#### ENTRIES SUPPLIED
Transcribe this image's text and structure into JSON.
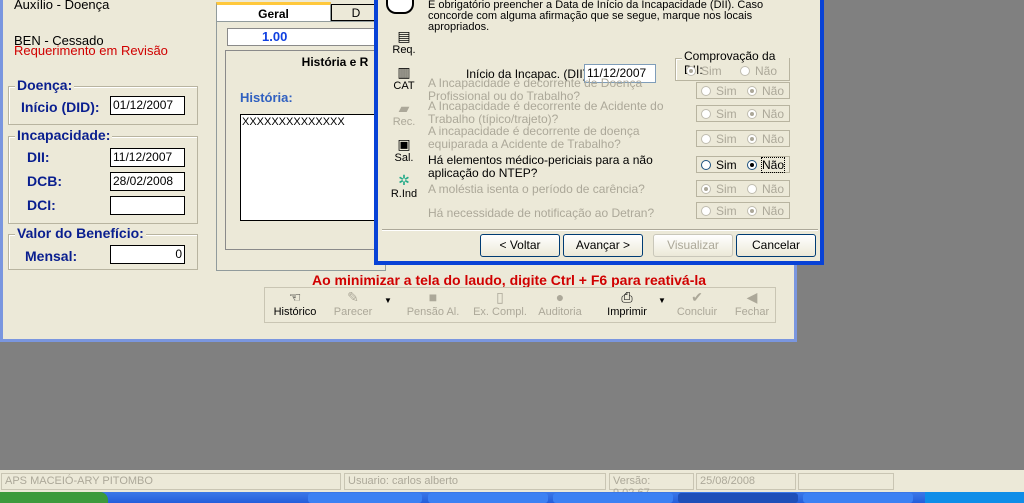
{
  "main": {
    "benefit_type": "Auxílio - Doença",
    "ben_status": "BEN - Cessado",
    "req_status": "Requerimento em Revisão",
    "doenca": {
      "title": "Doença:",
      "inicio_label": "Início (DID):",
      "inicio_value": "01/12/2007"
    },
    "incapacidade": {
      "title": "Incapacidade:",
      "dii_label": "DII:",
      "dii_value": "11/12/2007",
      "dcb_label": "DCB:",
      "dcb_value": "28/02/2008",
      "dci_label": "DCI:",
      "dci_value": ""
    },
    "valor": {
      "title": "Valor do Benefício:",
      "mensal_label": "Mensal:",
      "mensal_value": "0"
    },
    "tabs": [
      {
        "label": "Geral"
      },
      {
        "label": "D"
      }
    ],
    "version_field": "1.00",
    "subtab": "História e R",
    "historia_label": "História:",
    "historia_value": "XXXXXXXXXXXXXX",
    "warning": "Ao minimizar a tela do laudo, digite Ctrl + F6 para reativá-la",
    "toolbar": [
      {
        "label": "Histórico",
        "icon": "history-icon",
        "enabled": true
      },
      {
        "label": "Parecer",
        "icon": "opinion-icon",
        "enabled": false
      },
      {
        "label": "Pensão Al.",
        "icon": "pension-icon",
        "enabled": false
      },
      {
        "label": "Ex. Compl.",
        "icon": "exam-icon",
        "enabled": false
      },
      {
        "label": "Auditoria",
        "icon": "audit-icon",
        "enabled": false
      },
      {
        "label": "Imprimir",
        "icon": "printer-icon",
        "enabled": true
      },
      {
        "label": "Concluir",
        "icon": "check-icon",
        "enabled": false
      },
      {
        "label": "Fechar",
        "icon": "exit-icon",
        "enabled": false
      }
    ]
  },
  "dialog": {
    "message": [
      "É obrigatório preencher a Data de Início da Incapacidade (DII). Caso",
      "concorde com alguma afirmação que se segue, marque nos locais",
      "apropriados."
    ],
    "side": [
      {
        "label": "Req.",
        "icon": "document-icon"
      },
      {
        "label": "CAT",
        "icon": "cat-icon"
      },
      {
        "label": "Rec.",
        "icon": "folder-icon"
      },
      {
        "label": "Sal.",
        "icon": "clipboard-icon"
      },
      {
        "label": "R.Ind",
        "icon": "search-report-icon"
      }
    ],
    "dii_label": "Início da Incapac. (DII):",
    "dii_value": "11/12/2007",
    "comprovacao": {
      "title": "Comprovação da DII:",
      "sim": "Sim",
      "nao": "Não",
      "selected": "Sim"
    },
    "questions": [
      {
        "text": "A Incapacidade é decorrente de Doença Profissional ou do Trabalho?",
        "selected": "Não",
        "enabled": false
      },
      {
        "text": "A Incapacidade é decorrente de Acidente do Trabalho (típico/trajeto)?",
        "selected": "Não",
        "enabled": false
      },
      {
        "text": "A incapacidade é decorrente de doença equiparada a Acidente de Trabalho?",
        "selected": "Não",
        "enabled": false
      },
      {
        "text": "Há elementos médico-periciais para a não aplicação do NTEP?",
        "selected": "Não",
        "enabled": true
      },
      {
        "text": "A moléstia isenta o período de carência?",
        "selected": "Sim",
        "enabled": false
      },
      {
        "text": "Há necessidade de notificação ao Detran?",
        "selected": "Não",
        "enabled": false
      }
    ],
    "sim": "Sim",
    "nao": "Não",
    "buttons": {
      "back": "< Voltar",
      "next": "Avançar >",
      "view": "Visualizar",
      "cancel": "Cancelar"
    }
  },
  "status": {
    "agency": "APS MACEIÓ-ARY PITOMBO",
    "user": "Usuario: carlos alberto",
    "version": "Versão: 9.02.67",
    "date": "25/08/2008"
  }
}
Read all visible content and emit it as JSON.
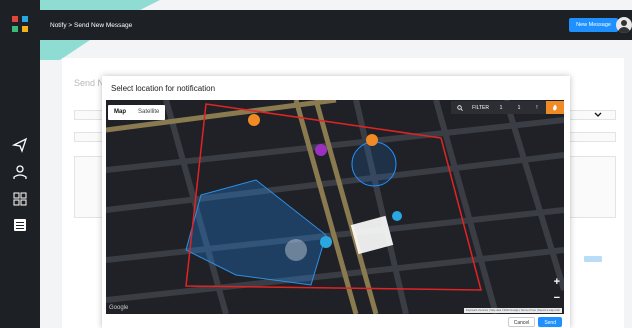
{
  "header": {
    "breadcrumb": "Notify > Send New Message",
    "new_message_label": "New Message"
  },
  "page": {
    "title": "Send New Message"
  },
  "modal": {
    "title": "Select location for notification",
    "map_type_tabs": [
      "Map",
      "Satellite"
    ],
    "toolbar": {
      "filter_label": "FILTER",
      "values": [
        "1",
        "1"
      ]
    },
    "zoom": {
      "in": "+",
      "out": "−"
    },
    "google_label": "Google",
    "attribution": "Keyboard shortcuts | Map data ©2023 Google | Terms of Use | Report a map error",
    "actions": {
      "cancel": "Cancel",
      "send": "Send"
    }
  },
  "colors": {
    "accent": "#1e90ff",
    "dark": "#1d2126",
    "teal": "#8fdcd2",
    "marker_orange": "#f08a24",
    "marker_purple": "#9b2fbf",
    "region": "#e02424"
  }
}
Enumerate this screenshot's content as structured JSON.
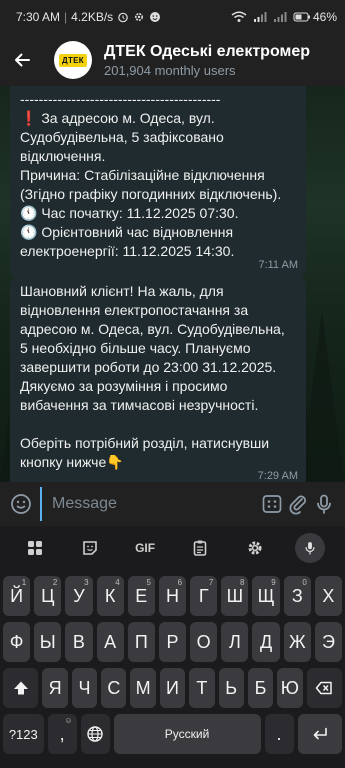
{
  "status_bar": {
    "time": "7:30 AM",
    "speed": "4.2KB/s",
    "battery": "46"
  },
  "header": {
    "title": "ДТЕК Одеські електромер",
    "subtitle": "201,904 monthly users",
    "avatar_text": "ДТЕК"
  },
  "messages": [
    {
      "lines": [
        "-------------------------------------------",
        "❗ За адресою м. Одеса, вул. Судобудівельна, 5 зафіксовано відключення.",
        "Причина: Стабілізаційне відключення (Згідно графіку погодинних відключень).",
        "🕚 Час початку: 11.12.2025 07:30.",
        "🕚 Орієнтовний час відновлення електроенергії: 11.12.2025 14:30."
      ],
      "time": "7:11 AM"
    },
    {
      "lines": [
        "Шановний клієнт! На жаль, для відновлення електропостачання за адресою м. Одеса, вул. Судобудівельна, 5 необхідно більше часу. Плануємо завершити роботи до 23:00 31.12.2025. Дякуємо за розуміння і просимо вибачення за тимчасові незручності.",
        "",
        "Оберіть потрібний розділ, натиснувши кнопку нижче👇"
      ],
      "time": "7:29 AM"
    }
  ],
  "input": {
    "placeholder": "Message"
  },
  "keyboard": {
    "toolbar": {
      "gif_label": "GIF"
    },
    "row1": [
      {
        "k": "Й",
        "h": "1"
      },
      {
        "k": "Ц",
        "h": "2"
      },
      {
        "k": "У",
        "h": "3"
      },
      {
        "k": "К",
        "h": "4"
      },
      {
        "k": "Е",
        "h": "5"
      },
      {
        "k": "Н",
        "h": "6"
      },
      {
        "k": "Г",
        "h": "7"
      },
      {
        "k": "Ш",
        "h": "8"
      },
      {
        "k": "Щ",
        "h": "9"
      },
      {
        "k": "З",
        "h": "0"
      },
      {
        "k": "Х",
        "h": ""
      }
    ],
    "row2": [
      "Ф",
      "Ы",
      "В",
      "А",
      "П",
      "Р",
      "О",
      "Л",
      "Д",
      "Ж",
      "Э"
    ],
    "row3": [
      "Я",
      "Ч",
      "С",
      "М",
      "И",
      "Т",
      "Ь",
      "Б",
      "Ю"
    ],
    "bottom": {
      "symbols_label": "?123",
      "comma_label": ",",
      "space_label": "Русский",
      "period_label": "."
    }
  }
}
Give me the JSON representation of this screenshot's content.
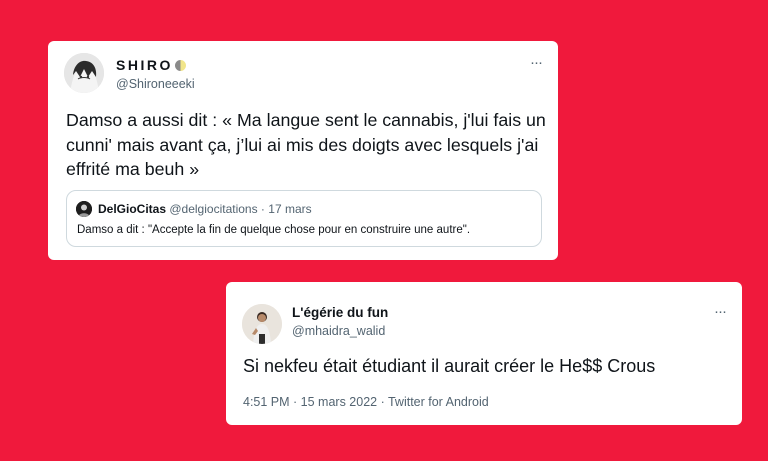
{
  "tweet1": {
    "display_name": "SHIRO",
    "handle": "@Shironeeeki",
    "more": "···",
    "text": "Damso a aussi dit : « Ma langue sent le cannabis, j'lui fais un cunni' mais avant ça, j’lui ai mis des doigts avec lesquels j'ai effrité ma beuh »",
    "quote": {
      "display_name": "DelGioCitas",
      "handle": "@delgiocitations",
      "separator": " · ",
      "date": "17 mars",
      "text": "Damso a dit : \"Accepte la fin de quelque chose pour en construire une autre\"."
    }
  },
  "tweet2": {
    "display_name": "L'égérie du fun",
    "handle": "@mhaidra_walid",
    "more": "···",
    "text": "Si nekfeu était étudiant il aurait créer le He$$ Crous",
    "meta": "4:51 PM · 15 mars 2022 · Twitter for Android"
  },
  "colors": {
    "background": "#f0193c",
    "card": "#ffffff",
    "text": "#0f1419",
    "secondary_text": "#536471",
    "quote_border": "#cfd9de"
  },
  "icons": {
    "tweet1_name_emoji": "moon-icon",
    "more": "more-icon"
  }
}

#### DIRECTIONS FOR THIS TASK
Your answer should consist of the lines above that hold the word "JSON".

#### YOUR RESPONSE
Transcribe this image's text and structure into JSON.
Read all visible content and emit it as JSON.
Enumerate this screenshot's content as structured JSON.
Give me the JSON representation of this screenshot's content.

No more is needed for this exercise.